Wilms tumour among children attending Mbarara Regional Referral Hospital: Clinico-pathological characteristics and outcome at the end of treatment
Background: Wilms’ tumour (WT), is the commonest malignant renal tumour in children and most common solid tumour in Africa. In Sub-Saharan Africa it is the commonest intra-abdominal tumour. Wilms’ tumour is the commonest abdominal solid tumour in children in Mbarara Regional Referral Hospital. Survival is determined by tumour histology, tumour biology, stage at diagnosis and surgery. There is however no information regarding the clinico-pathological characteristics and treatment outcome of WT in Mbarara regional referral hospital. This study therefore set out to determine clinico-pathological characteristics of Wilms’ tumour among children attending Mbarara regional referral hospital and end of treatment outcome.
Procedure: A retrospective medical record review of all children diagnosed with WT at MRRH between January 2014 and March 2016 was done. Ten patients who had been diagnosed with WT between April 2016 and December 2016 and also receiving treatment at MRRH were recruited prospectively into the study. Data on various sociodemographics, clinical findings, histological characteristics and treatment outcome was collected. For data collected retrospectively patients were called in for follow up.
Results: Records of 14 patients were reviewed retrospectively and 10 patients were recruited (prospectively). Of these 2 were lost to follow up. Male to female ratio was 1:1. Mean age at diagnosis was 46 months. All the patients presented with an abdominal mass. Sixty seven percent presented in the pathological stage I and II of WT. Sixty seven percent of the patients had unfavourable histology and of these, 63% had diffuse anaplasia. Blastemal-monophasic was seen in 43% of the patients. Only 59% were alive at the end of treatment.
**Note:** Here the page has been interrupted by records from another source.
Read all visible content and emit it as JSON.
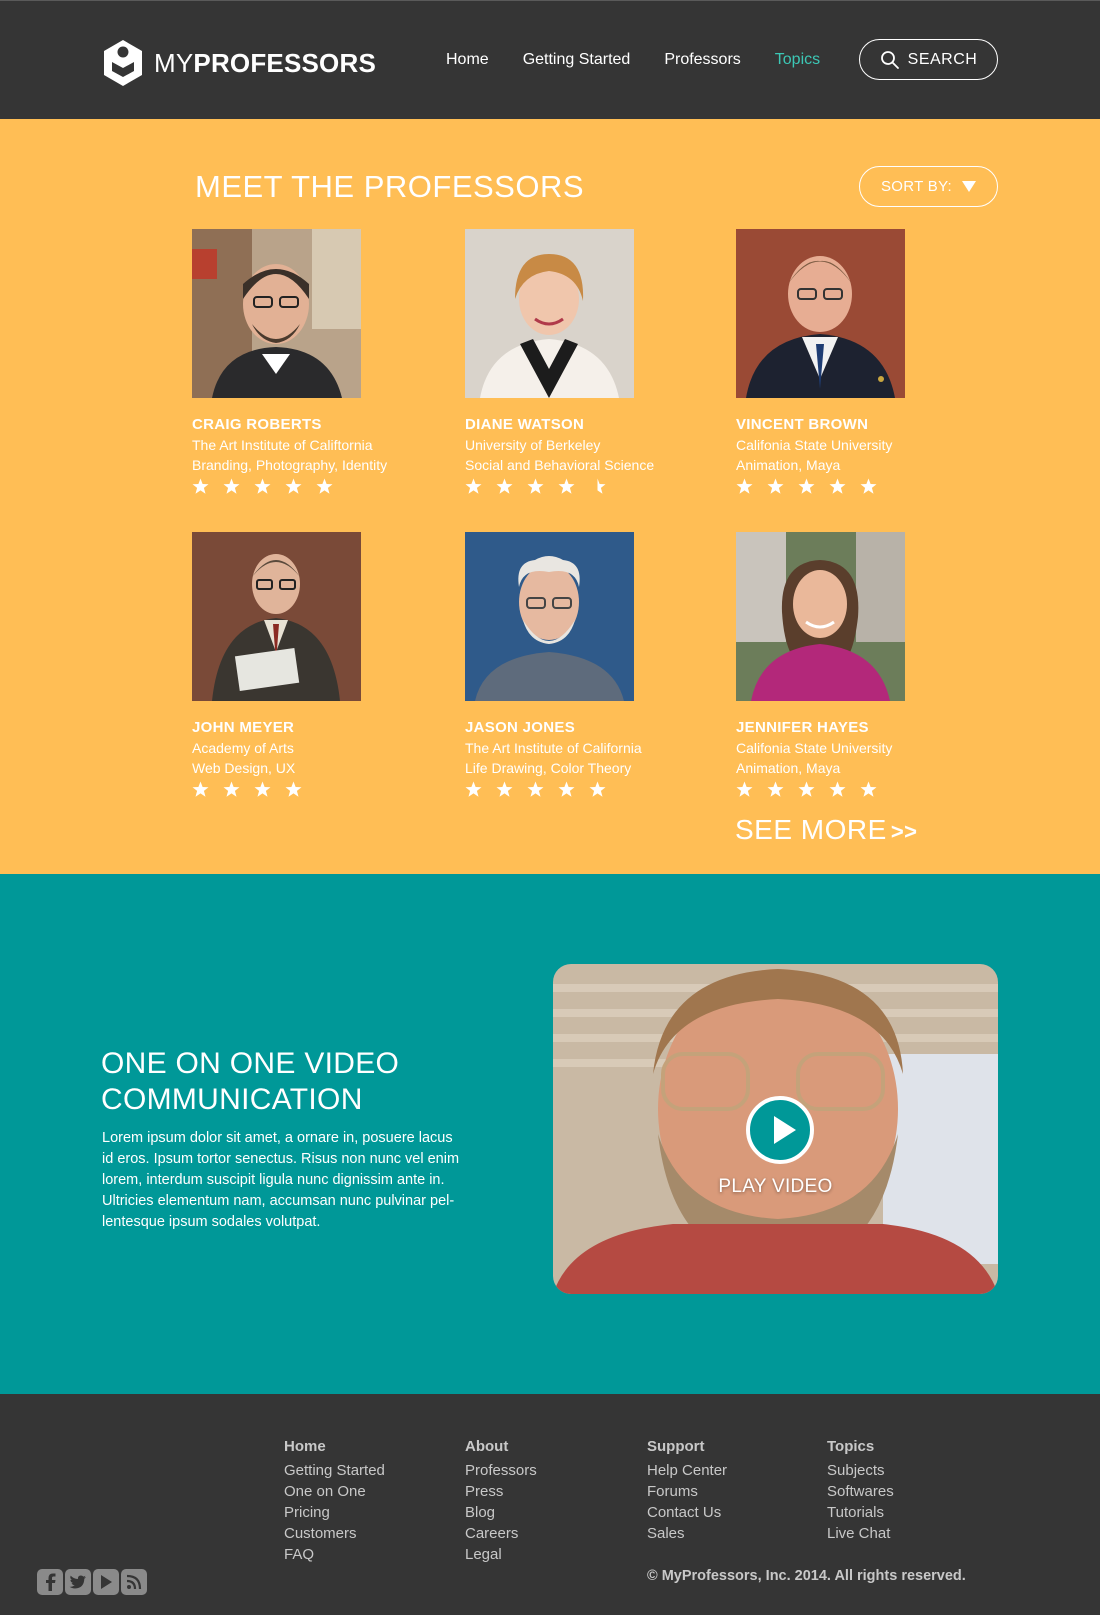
{
  "header": {
    "logo_text_bold": "MY",
    "logo_text_rest": "PROFESSORS",
    "nav": [
      "Home",
      "Getting Started",
      "Professors",
      "Topics"
    ],
    "active_nav": "Topics",
    "search_label": "SEARCH"
  },
  "professors_section": {
    "title": "MEET THE PROFESSORS",
    "sort_label": "SORT BY:",
    "see_more": "SEE MORE",
    "see_more_arrow": ">>",
    "cards": [
      {
        "name": "CRAIG ROBERTS",
        "school": "The Art Institute of Califtornia",
        "subjects": "Branding, Photography, Identity",
        "rating": 5
      },
      {
        "name": "DIANE WATSON",
        "school": "University of Berkeley",
        "subjects": "Social and Behavioral Science",
        "rating": 4.5
      },
      {
        "name": "VINCENT BROWN",
        "school": "Califonia State University",
        "subjects": "Animation, Maya",
        "rating": 5
      },
      {
        "name": "JOHN MEYER",
        "school": "Academy of Arts",
        "subjects": "Web Design, UX",
        "rating": 4
      },
      {
        "name": "JASON JONES",
        "school": "The Art Institute of California",
        "subjects": "Life Drawing, Color Theory",
        "rating": 5
      },
      {
        "name": "JENNIFER HAYES",
        "school": "Califonia State University",
        "subjects": "Animation, Maya",
        "rating": 5
      }
    ]
  },
  "video_section": {
    "title": "ONE ON ONE VIDEO COMMUNICATION",
    "body": "Lorem ipsum dolor sit amet, a ornare in, posuere lacus id eros. Ipsum tortor senectus. Risus non nunc vel enim lorem, interdum suscipit ligula nunc dignissim ante in. Ultricies elementum nam, accumsan nunc pulvinar pel-lentesque ipsum sodales volutpat.",
    "play_label": "PLAY VIDEO"
  },
  "footer": {
    "columns": [
      {
        "head": "Home",
        "links": [
          "Getting Started",
          "One on One",
          "Pricing",
          "Customers",
          "FAQ"
        ]
      },
      {
        "head": "About",
        "links": [
          "Professors",
          "Press",
          "Blog",
          "Careers",
          "Legal"
        ]
      },
      {
        "head": "Support",
        "links": [
          "Help Center",
          "Forums",
          "Contact Us",
          "Sales"
        ]
      },
      {
        "head": "Topics",
        "links": [
          "Subjects",
          "Softwares",
          "Tutorials",
          "Live Chat"
        ]
      }
    ],
    "social_icons": [
      "facebook-icon",
      "twitter-icon",
      "youtube-icon",
      "rss-icon"
    ],
    "copyright": "© MyProfessors, Inc. 2014. All rights reserved."
  },
  "colors": {
    "header_bg": "#353535",
    "accent_orange": "#ffbe55",
    "accent_teal": "#009898",
    "active_nav": "#3cc7b5"
  }
}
Conclusion: Our patients are similar with regard to gender ratio, mean age at diagnosis, age distribution as described in literature. However, our patients differ in histological characteristics with a big proportion having anaplasia compared to WT studies done elsewhere. Only Two thirds of the patients were alive at the end of treatment.